Mixed Greens gallery from NYC was showing pen and ink language based work by Joan Linder. These were hand copied resumés, sometimes many, many pages long, of female artists who had had children at some point in their career. Her stated point was to examine how being a woman changes the nature of a career as an artist. My take was that it was a potent comment on how the market only values resumés and status. We don't even look at the work anymore, we just look at what the artist has done and where they've shown. Very much in the same spirit as Vik Muniz' show 2 months ago at Sikkemma, it was solid, beautiful, bitter work.
Galerie Metro, also from Berlin, was showing Markus Leitsch. I don't have much to say about his human form that had been shrink-wrapped in fur as a throw rug. When I saw it, I like it so I thought I would share it with you.

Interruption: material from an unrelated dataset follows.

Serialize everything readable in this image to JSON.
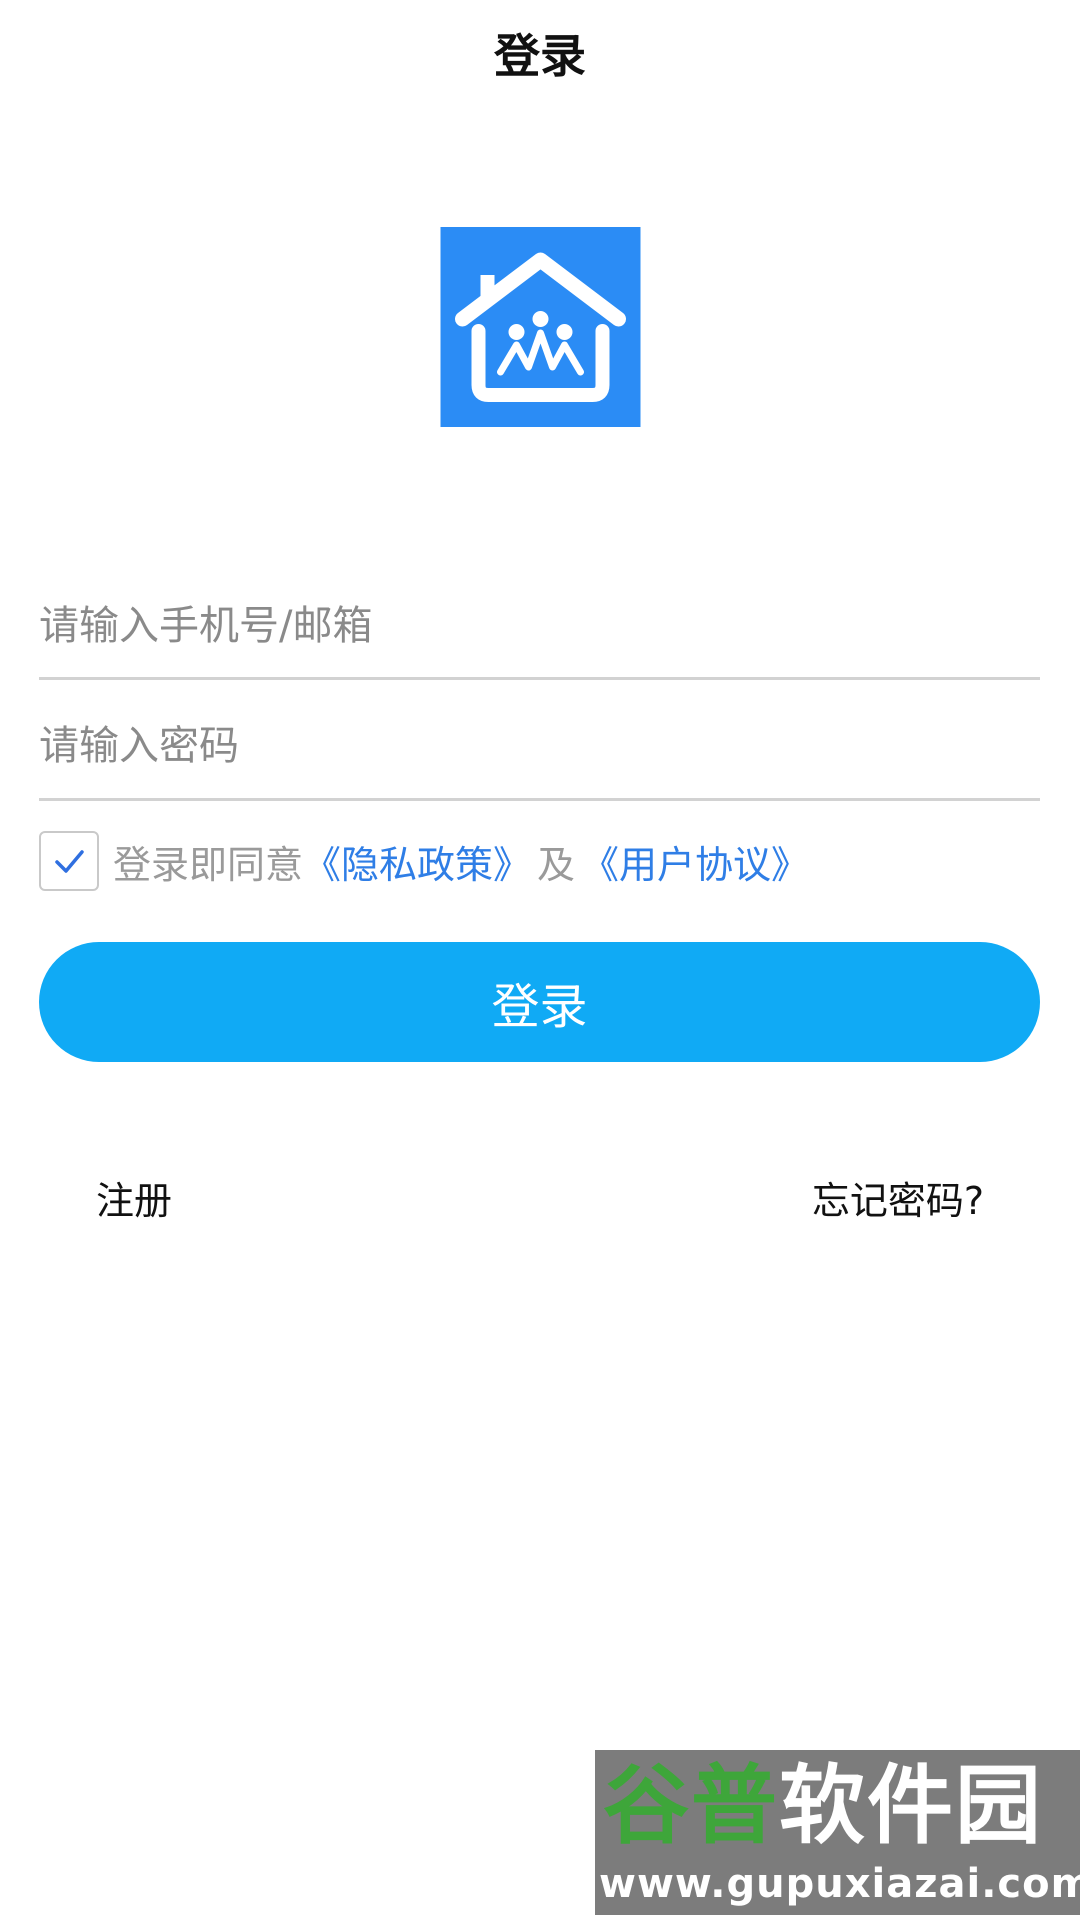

Bridge fair was by far the weakest. It was in an unfortunate space that required a sherpa to navigate and climb. Collectiva Gallery from Berlin was showing another interesting Polish artist, Łukasz Gronowski. In this series, he photographs mundane, quotidian landscapes though one could sometimes miss that there is a figure or two in the picture kneeling or standing with hands clasped behind their head. Sometimes there is one figure, sometimes more. The implied narrative is open; are these people under arrest? stretching? alien? submitting to power? We don't know, but I like the questions it asks. I would be interested to see more of this artist as he develops.